··· Record excerpts ···

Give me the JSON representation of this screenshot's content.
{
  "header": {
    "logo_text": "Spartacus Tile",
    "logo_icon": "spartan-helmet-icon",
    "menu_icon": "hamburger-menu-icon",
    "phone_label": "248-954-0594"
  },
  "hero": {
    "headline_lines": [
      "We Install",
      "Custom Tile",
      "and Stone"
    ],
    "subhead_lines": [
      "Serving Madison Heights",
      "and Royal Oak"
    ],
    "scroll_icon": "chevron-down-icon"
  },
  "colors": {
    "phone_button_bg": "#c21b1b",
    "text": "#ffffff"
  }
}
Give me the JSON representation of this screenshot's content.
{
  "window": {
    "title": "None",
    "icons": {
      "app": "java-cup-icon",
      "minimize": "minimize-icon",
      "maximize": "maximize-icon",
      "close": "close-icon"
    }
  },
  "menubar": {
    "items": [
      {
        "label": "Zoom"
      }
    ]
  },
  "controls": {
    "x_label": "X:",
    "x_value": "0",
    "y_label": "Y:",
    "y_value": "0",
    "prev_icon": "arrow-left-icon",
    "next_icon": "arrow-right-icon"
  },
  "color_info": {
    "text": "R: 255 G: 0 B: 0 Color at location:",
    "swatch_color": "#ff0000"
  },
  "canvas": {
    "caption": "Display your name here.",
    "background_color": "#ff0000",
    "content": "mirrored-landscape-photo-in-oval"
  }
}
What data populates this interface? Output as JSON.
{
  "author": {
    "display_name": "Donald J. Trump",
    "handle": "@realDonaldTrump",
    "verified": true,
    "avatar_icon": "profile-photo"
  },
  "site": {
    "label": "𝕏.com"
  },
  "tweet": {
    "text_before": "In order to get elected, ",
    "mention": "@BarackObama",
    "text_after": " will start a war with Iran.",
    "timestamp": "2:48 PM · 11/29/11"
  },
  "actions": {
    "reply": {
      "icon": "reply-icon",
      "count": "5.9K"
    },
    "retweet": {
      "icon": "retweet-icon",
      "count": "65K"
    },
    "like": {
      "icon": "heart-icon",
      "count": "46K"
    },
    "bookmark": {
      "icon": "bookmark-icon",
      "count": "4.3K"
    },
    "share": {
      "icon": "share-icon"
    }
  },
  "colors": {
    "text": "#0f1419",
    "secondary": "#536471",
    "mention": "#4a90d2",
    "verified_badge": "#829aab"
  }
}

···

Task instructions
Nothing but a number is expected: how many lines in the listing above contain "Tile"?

Reply
2